### WORK TASK
Go through the data line by line. Copy each one holding the string "Предложения".

Data extracted from a collection:
--------------------------------

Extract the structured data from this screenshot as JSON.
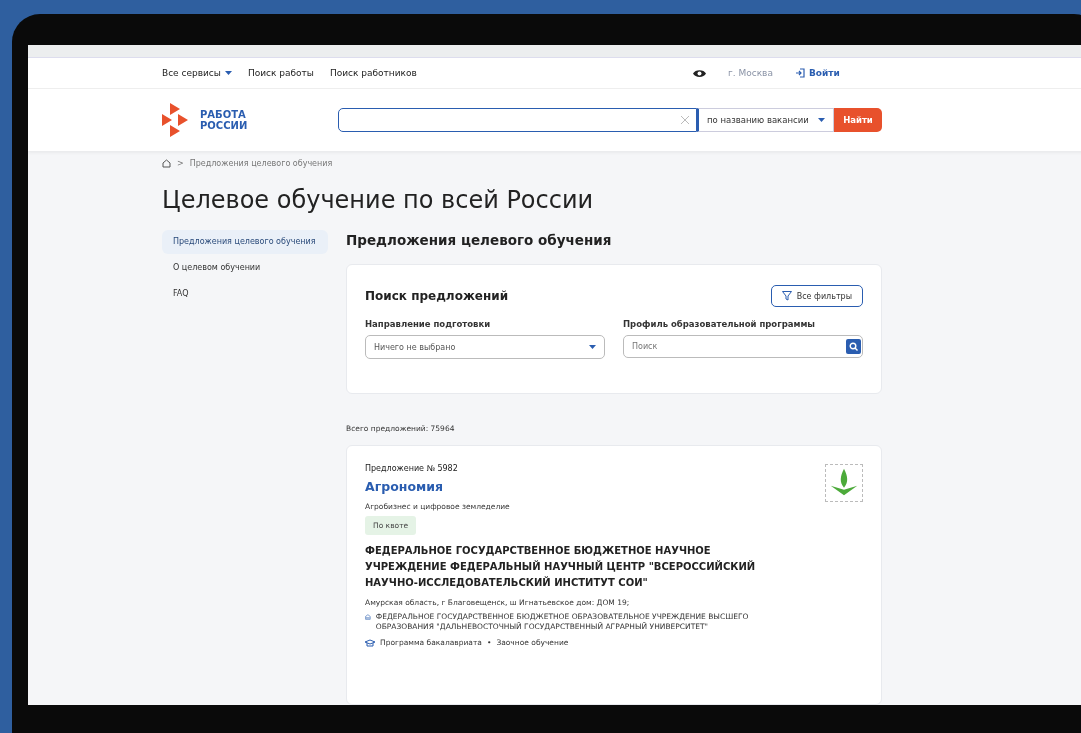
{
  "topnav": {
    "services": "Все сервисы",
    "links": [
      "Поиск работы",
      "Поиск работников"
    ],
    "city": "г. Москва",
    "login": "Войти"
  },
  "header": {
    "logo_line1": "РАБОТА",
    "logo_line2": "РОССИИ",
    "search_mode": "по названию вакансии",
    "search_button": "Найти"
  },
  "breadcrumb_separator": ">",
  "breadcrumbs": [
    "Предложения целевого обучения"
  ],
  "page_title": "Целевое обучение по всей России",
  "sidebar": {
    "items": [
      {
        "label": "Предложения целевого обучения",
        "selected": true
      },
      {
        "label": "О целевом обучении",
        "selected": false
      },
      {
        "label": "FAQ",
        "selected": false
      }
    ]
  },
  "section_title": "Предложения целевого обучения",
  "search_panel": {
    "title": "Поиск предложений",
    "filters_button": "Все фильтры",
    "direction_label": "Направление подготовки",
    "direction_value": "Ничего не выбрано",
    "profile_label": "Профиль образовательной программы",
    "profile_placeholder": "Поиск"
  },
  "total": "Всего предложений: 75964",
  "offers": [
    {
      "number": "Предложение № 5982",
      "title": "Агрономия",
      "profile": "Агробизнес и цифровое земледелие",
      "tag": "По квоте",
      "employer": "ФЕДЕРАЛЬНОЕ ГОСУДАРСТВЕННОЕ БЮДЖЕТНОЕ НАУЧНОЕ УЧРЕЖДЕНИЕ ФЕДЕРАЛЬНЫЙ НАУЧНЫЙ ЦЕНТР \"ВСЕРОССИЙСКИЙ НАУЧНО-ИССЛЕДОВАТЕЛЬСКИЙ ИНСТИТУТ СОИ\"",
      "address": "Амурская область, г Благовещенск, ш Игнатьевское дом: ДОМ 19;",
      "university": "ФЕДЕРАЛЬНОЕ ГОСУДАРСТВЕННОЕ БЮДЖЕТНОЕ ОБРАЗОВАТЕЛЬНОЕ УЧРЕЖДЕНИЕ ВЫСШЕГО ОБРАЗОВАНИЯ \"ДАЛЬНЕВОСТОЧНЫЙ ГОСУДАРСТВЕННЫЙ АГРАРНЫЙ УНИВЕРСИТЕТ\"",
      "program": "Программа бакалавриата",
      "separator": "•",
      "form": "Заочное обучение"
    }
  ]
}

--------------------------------

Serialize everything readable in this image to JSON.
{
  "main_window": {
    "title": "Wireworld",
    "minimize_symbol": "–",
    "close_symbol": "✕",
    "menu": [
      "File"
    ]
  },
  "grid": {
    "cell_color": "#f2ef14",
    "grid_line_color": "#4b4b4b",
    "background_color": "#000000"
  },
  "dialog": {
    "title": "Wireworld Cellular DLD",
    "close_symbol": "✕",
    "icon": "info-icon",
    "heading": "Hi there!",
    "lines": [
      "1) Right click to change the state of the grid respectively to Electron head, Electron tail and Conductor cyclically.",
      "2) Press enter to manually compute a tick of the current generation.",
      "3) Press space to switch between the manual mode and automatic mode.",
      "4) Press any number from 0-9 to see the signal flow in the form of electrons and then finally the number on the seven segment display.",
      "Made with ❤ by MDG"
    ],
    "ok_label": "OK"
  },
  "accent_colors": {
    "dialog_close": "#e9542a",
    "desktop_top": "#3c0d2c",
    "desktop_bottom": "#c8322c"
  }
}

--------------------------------

### RESULT OF THIS EXERCISE
    "Предложения целевого обучения"
        "label": "Предложения целевого обучения",
  "section_title": "Предложения целевого обучения",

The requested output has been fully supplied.